"Only People Who Can Afford to Pay for It Will Have Access to High-Quality Information"
The end of BuzzFeed News
^ Lettuce from our underground greenhouse
I’m feeling lost on the internet. Yesterday, Twitter ditched legacy blue checks, yet another ding for the platform that was already starting to feel like a ghost town. Montana is trying to ban TikTok (though some say it’ll never work). Instagram is becoming insufferable. I haven’t posted on Facebook in three years, and Reddit is too in the weeds. Does Snapchat still exist?
I’ve tried Mastodon and Discord and notes on Substack, and I am left wondering why. What is the point of posting on these platforms when there are too many to keep track of, and the people I want to follow are dispersed among them?
I miss the days of blogging. When the internet felt fresh and exciting and like hanging out with a group of cool friends. But just like blogging turned into legit websites, newsletters, and social media, it certainly feels like another shift is happening. Like the era of social media is fading into something else. Whatever’s next, though, I wish it’d hurry up so I could stop sporadically posting on whatever platform I feel like I’ve been neglecting for too long. In the meantime, you can find me here.
What I’m reading
Yet another tragedy in the journalism world took place this week: A dozen years after BuzzFeed News launched, in many ways making BuzzFeed the journalistically legit site it became, its news arm closed. For someone who came into adulthood and the workforce during the BuzzFeed age, and who worked a short stint at the Huffington Post, this is larger than the shuttering of yet another digital publication. It marks the end of an era and raises concerns about the state of journalism. As Karolina Waclawiak, EIC of BuzzFeed News, wrote on Twitter:

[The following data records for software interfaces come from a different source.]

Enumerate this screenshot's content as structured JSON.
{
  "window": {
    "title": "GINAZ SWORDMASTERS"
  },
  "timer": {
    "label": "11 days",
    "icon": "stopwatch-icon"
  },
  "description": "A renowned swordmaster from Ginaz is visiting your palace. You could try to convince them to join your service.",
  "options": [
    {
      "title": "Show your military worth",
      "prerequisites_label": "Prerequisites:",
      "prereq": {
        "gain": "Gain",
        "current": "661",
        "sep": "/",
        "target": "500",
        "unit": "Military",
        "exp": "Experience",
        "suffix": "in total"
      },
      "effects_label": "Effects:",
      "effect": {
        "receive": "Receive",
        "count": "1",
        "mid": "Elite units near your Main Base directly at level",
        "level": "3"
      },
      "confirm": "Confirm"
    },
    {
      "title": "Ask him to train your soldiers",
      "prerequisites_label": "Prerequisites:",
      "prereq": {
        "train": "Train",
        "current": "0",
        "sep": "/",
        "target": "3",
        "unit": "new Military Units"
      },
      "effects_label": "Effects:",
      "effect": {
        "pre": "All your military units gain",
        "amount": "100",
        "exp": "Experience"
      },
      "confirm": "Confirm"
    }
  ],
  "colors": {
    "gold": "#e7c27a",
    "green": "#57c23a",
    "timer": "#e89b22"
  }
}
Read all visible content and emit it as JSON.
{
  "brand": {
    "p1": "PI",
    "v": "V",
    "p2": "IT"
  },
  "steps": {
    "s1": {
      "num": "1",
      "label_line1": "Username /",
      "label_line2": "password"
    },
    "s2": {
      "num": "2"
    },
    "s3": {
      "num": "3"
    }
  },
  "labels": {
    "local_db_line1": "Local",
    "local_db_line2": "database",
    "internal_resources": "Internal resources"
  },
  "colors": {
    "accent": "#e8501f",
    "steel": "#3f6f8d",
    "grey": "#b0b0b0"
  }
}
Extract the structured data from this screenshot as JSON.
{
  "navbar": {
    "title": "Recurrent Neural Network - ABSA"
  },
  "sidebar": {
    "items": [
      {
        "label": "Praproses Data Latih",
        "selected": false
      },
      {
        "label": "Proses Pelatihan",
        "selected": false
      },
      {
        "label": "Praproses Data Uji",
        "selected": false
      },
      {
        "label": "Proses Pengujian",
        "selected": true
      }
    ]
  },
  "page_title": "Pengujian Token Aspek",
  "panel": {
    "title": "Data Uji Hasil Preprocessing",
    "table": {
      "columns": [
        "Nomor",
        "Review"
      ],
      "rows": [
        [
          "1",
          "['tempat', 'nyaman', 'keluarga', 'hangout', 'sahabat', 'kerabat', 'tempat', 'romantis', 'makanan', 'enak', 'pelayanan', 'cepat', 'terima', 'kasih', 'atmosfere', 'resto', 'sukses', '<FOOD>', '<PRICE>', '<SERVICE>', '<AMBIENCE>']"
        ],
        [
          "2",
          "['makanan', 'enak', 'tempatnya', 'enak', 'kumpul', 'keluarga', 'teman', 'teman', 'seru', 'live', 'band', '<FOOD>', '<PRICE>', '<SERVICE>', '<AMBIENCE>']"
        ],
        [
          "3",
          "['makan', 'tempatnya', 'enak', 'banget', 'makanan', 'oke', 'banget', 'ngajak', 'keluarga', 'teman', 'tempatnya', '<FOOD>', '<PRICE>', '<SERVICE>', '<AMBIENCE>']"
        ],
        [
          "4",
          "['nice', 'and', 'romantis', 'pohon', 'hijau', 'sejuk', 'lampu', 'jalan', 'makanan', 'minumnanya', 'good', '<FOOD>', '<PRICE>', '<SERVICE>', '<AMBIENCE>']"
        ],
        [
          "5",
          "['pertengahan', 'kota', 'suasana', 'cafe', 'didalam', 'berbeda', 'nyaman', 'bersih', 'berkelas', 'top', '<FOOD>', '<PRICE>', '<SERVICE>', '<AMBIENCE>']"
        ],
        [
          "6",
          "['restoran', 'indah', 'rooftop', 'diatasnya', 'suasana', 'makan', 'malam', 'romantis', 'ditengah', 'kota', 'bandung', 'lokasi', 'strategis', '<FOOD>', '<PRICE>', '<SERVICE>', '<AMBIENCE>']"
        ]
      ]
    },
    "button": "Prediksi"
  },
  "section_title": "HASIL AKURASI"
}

While I believe this outcome was avoidable for BuzzFeed News, it’s indicative of a larger crisis facing journalism today. It’s deeply concerning that it seems the only way to have a sustainable news business is to put journalism behind a paywall. The implication is that only people who can afford to pay for it will have access to high-quality information while everyone else will need to parse through the rampant misinformation that is widely shared across social platforms. The consequences of this are dire.
I couldn’t agree more. While I am happy to pay for good journalism and think anyone who can afford to should, I also recognize there are many folks who can’t, and no one should be excluded from important information because of their bank accounts. But of course, the volatility of the advertising industry (not to mention VC funding) has its own issues and often leads to a lack of stability for journalists and editors, which in turn creates barriers when it comes to who can afford to take these often risky jobs. There’s got to be a better way.
NiemanLab put together a history of BuzzFeed News, that’s definitely worth a read.
BuzzFeed’s reported news age begins when the company, “in a move sure to surprise the political and journalistic classes,” announces a new hire: Ben Smith. He will do “reported blogging” and hire and edit reporters — a dozen to start. “The reporters will be scoop generators,” Peretti tells The New York Times’ Brian Stelter, and “by breaking scoops and drawing attention,” they will increase traffic and ad sales. “Great reporting and scoops will speak for themselves,” Smith tells Nieman Lab.
Maybe what we all really need right now is to unplug. And what better way to do so than by following an old-school treasure map to gold. Daniel Miller went long on a 71-year-old map and the Hollywood executive who created it.
The story of how a handful of 21st century “forty-niners” wound up searching for gold on a singed landscape studded with Joshua trees arcs back nearly 100 years, entangling an eclectic cast of characters. Among them is a surprising figure whose treasure map would, decades after its publication, jump-start a new adventure in the Mojave Desert. This one.
The tale of that man, his map, and the place it led to is really one about Southern California’s twin mirages — fame and fortune — and the people who seek one or the other. Or both.
Katie Boué wrote a book about digital environmental advocacy
And I can’t wait to read it. You can pre-order it here.
The good stuff
Silicone Baking Mat ($19): If you bake bread in a Dutch oven and are sick of burning your fingers trying to get it out, this will change your life.